Schmidt told The Associated Press earlier this month that a review of more than 900 pages of new records from McIntyre’s attorneys and an ongoing review of the original murder case by the Kansas Bureau of Investigation changed his mind.
Kansas passed a wrongful-conviction statute in 2018, which allows individuals who served time for a crime the courts later determined they didn’t commit to receive $65,000 from the state for each year served in prison.
Under terms of the agreement, which was approved by a Shawnee County judge on Monday, McIntyre will received $1,553,379.45 for the 8,583 days he served in prison between April 1994 and October 2017.
“We are committed to faithfully administering the state’s mistaken-conviction law as the legislature wrote it,” Kansas Attorney General Derek Schmidt said in a statement announcing the decision. “In this case, our office worked diligently to obtain and review all available evidence, including evidence identified but not provided in the earlier judicial proceedings. We were ultimately able to resolve all issues, satisfy all of the statute’s requirements, and agree to this outcome so Mr. McIntyre can receive the benefits to which he is entitled by law because of his mistaken conviction.”
McIntyre was also granted a Certificate of Innocence; expungement of his conviction, arrest and DNA profile; counseling; state health benefits in 2020 and 2021; and a tuition-and-fee waiver, including the cost of room and board along with books and other technical equipment, for up to 130 credit hours to work on a college degree.
Kansas also will pay nearly $25,000 in attorney fees on McIntyre’s behalf.
The agreement must be reviewed by the State Finance Council before it is executed, but Schmidt requested an expedited review.

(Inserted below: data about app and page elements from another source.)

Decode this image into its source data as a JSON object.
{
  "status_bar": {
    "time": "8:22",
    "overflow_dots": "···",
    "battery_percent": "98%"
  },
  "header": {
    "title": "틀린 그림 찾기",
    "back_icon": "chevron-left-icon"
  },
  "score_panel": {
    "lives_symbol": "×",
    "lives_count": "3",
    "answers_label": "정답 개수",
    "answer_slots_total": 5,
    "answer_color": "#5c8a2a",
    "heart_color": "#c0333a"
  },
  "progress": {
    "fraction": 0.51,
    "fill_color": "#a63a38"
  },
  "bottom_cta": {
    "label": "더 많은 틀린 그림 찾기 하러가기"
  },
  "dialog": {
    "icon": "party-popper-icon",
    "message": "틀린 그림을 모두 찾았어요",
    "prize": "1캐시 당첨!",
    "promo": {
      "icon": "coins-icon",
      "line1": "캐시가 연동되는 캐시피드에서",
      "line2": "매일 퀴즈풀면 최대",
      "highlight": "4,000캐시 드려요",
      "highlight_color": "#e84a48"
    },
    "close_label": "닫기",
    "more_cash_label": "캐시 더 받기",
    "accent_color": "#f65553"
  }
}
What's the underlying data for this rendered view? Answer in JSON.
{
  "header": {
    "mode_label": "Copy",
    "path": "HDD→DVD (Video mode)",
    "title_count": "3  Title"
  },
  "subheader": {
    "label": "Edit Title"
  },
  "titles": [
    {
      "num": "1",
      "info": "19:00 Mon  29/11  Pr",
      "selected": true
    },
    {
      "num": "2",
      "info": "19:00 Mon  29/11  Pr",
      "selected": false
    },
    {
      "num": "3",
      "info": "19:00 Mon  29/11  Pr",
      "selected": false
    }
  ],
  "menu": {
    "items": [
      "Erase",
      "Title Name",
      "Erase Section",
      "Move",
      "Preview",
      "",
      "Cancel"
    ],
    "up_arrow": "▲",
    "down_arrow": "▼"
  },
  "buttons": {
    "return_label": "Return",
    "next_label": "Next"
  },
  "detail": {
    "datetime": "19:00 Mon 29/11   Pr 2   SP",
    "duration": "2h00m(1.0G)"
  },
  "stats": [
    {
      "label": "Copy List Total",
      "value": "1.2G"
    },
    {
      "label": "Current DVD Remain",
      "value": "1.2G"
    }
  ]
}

McIntyre and his mother also are suing the Unified Government over allegations a former Kansas City, Kansas, police officer, Roger Golubski, framed McIntyre for the crime after his mom spurned his sexual advances.